The more specific theory of kin selection developed from Hamilton’s work. This theory states that an organism can behave in a way which maximises the propagation of its genes by behaving in an altruistic manner towards close relatives likely to hold the same genes.

Individuals in a species have approximately 99% of their genes in common. The remaining 1% constitutes their variable genome which accounts for physical variation within the species. The fitness of the 99% is well established and, thus, only genes in the variable genome, including any mutations, compete to propagate themselves. 50% of the variable genome is inherited from each parent. On average, therefore, an individual will share 50% with each parent, child, and sibling and, on average, 25% with each grandparent, uncle, aunt, nephew, niece, or grandchild. The theory of kin selection proposes, therefore, that it is advantageous in terms of the propagation of the variable genome to favour the survival and reproduction of three siblings over that of the self. Thus, genetically driven behaviour which facilitates this will propagate within the species.

Kin selection behaviour relies on the ability of an individual to recognise its kin. Nurture kinship, i.e., having raised, been raised by, or having been raised with another nuclear family member, is clearly an important factor, and can be observed in other species. However, the recognition of more remotely related kin, e.g., aunts, uncles, and other members of the extended family, requires considerable cognitive skill and, so, is probably limited to the more intelligent species.

As individuals become more remotely related, it only becomes possible to recognise kinship through physical appearance and, in the case of humans, cues such as language, dress, beliefs, etc. Thus, kin selection suggests that an individual is more likely to behave altruistically towards others of similar appearance and culture because these factors also suggest a similar variable genome.

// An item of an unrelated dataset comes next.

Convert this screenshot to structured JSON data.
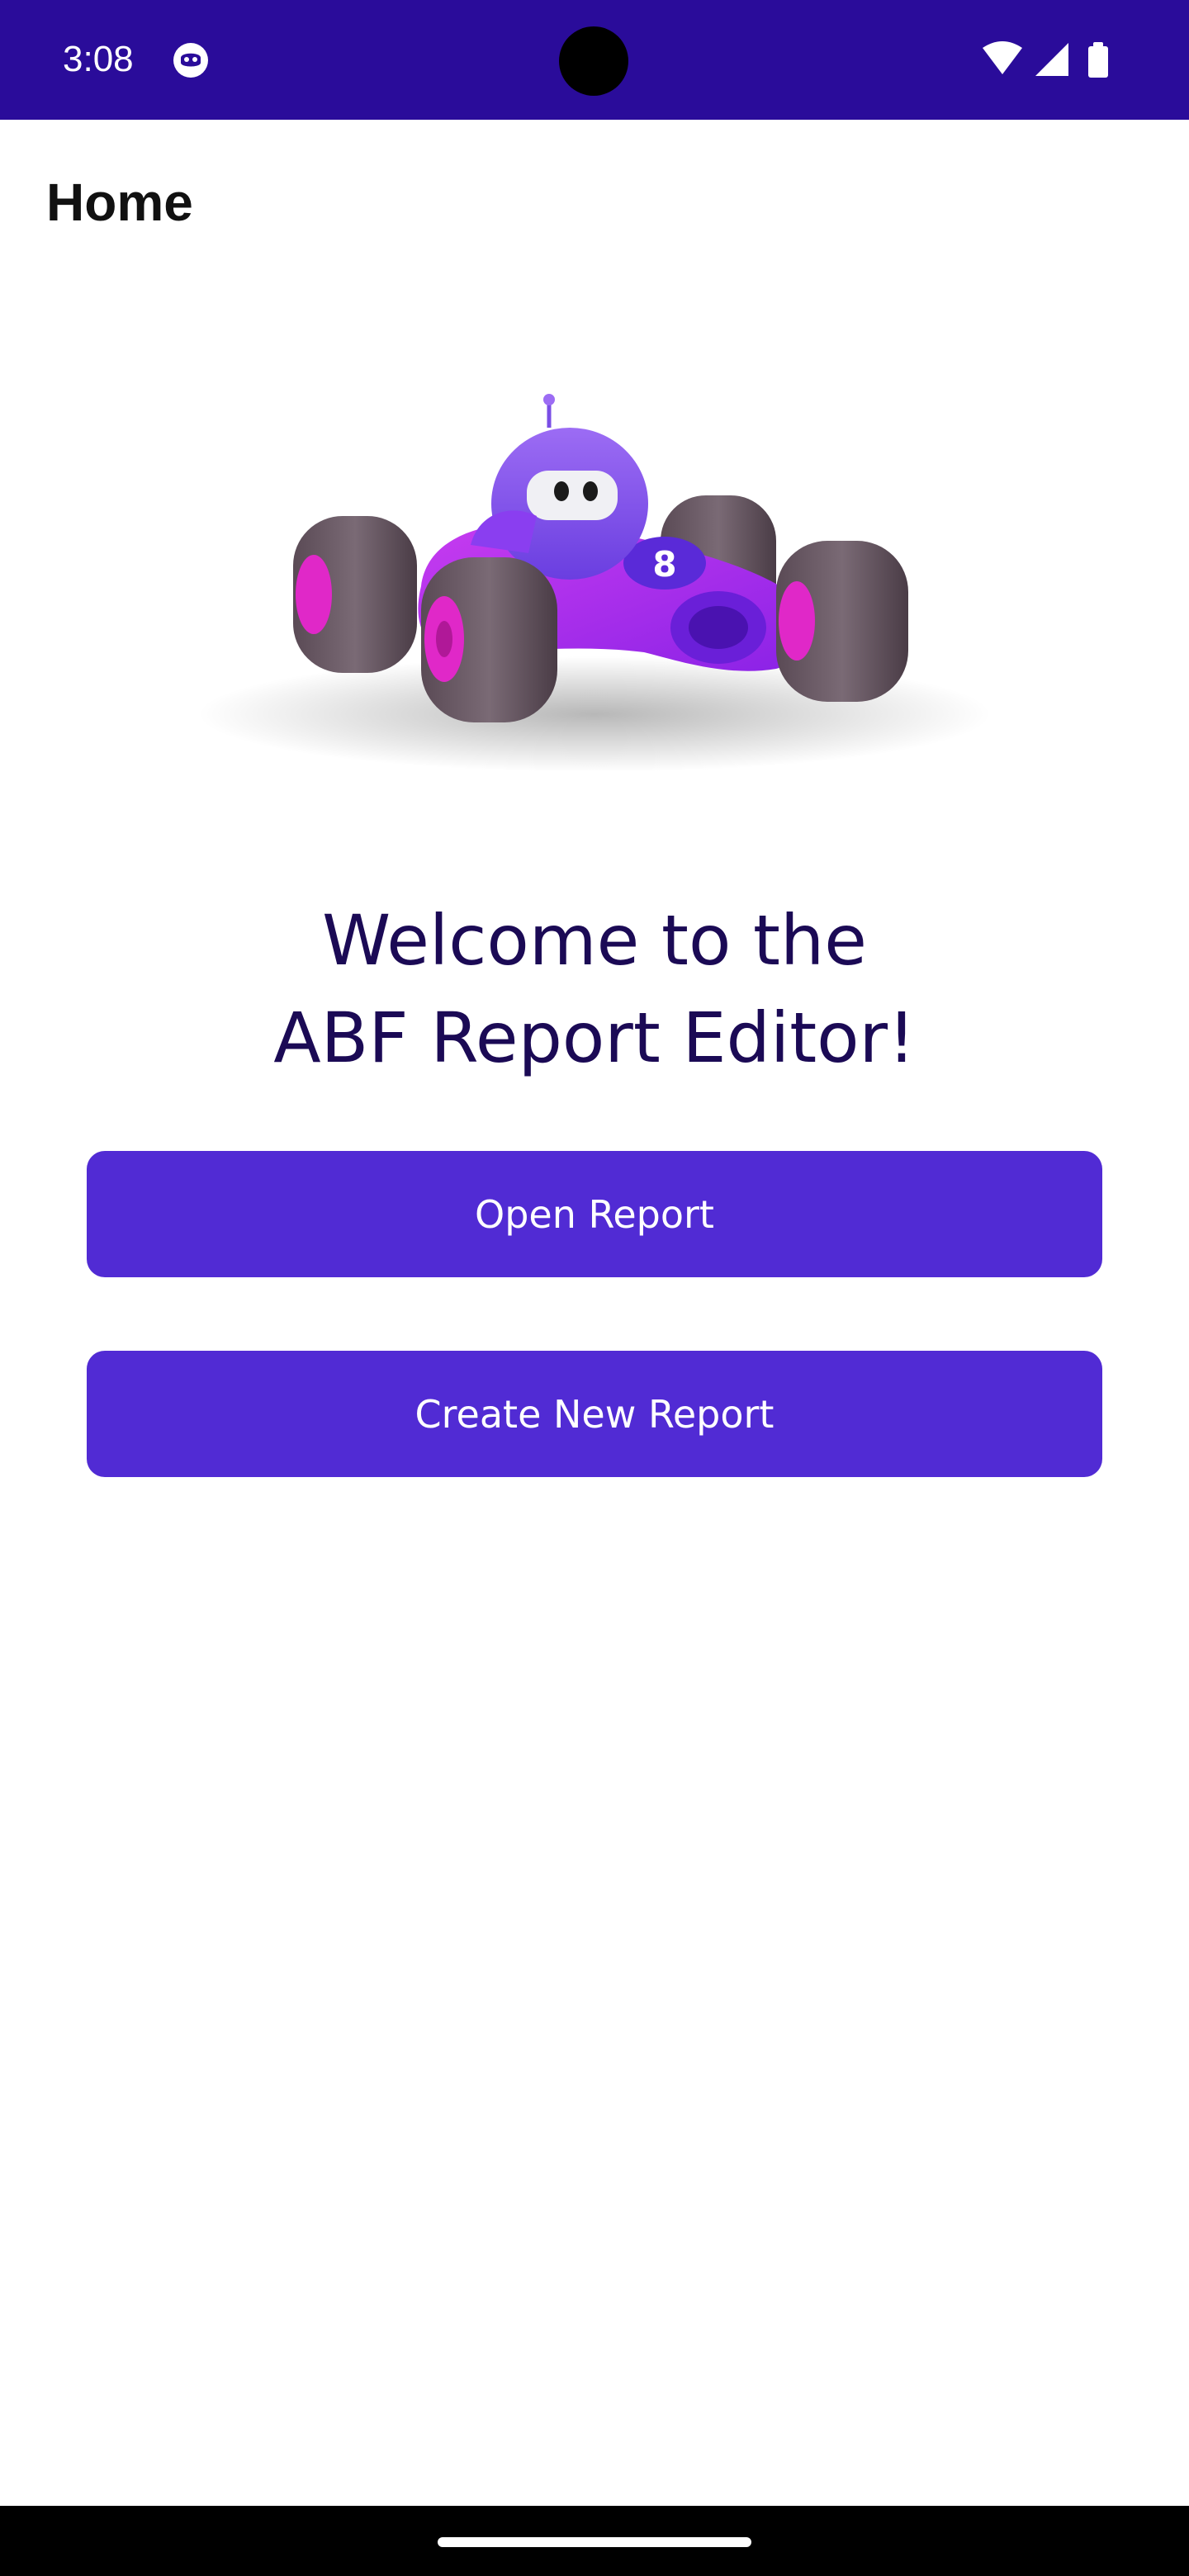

Intuitively, kin selection operates within humanity. There is also a great deal of objective evidence for its presence. For example, research has shown that non-reciprocal help is far more likely to occur in kin relationships than non-kin relationships. It has also been shown that, when wills are written, there is a close correlation between kinship and the proportion of wealth passed on.

A small number of species can be described as eusocial. These species co-operatively rear their young across multiple generations. They also divide labour through the surrender, by some members, of all or part of their personal reproductive success to increase the reproductive success of others. In this way they benefit the overall reproductive success of the group. Eusociality arose late in the history of life and is extremely rare. Only nineteen species are known to display this characteristic: two species of mole rat, some species of brine shrimp, insects such as wasps, bees, and ants and, of course, mankind. In eusocial species, group level natural selection takes place due to competition between groups. In the case of the eusocial insects, the group is the nest or hive. Individual workers will lose their lives in the interest of the hive as a whole. It can be argued that this form of behaviour in insects is entirely altruistic and an inherited form of kin selection. However, in the case of humanity, this argument does not hold true because human groups display both kin altruism and non-kin co-operation.

However, there remain doubts whether individual and kin selection fully explain natural selection and human social behaviour since natural selection may also occur at higher biological levels. This will be explored further in subsequent posts.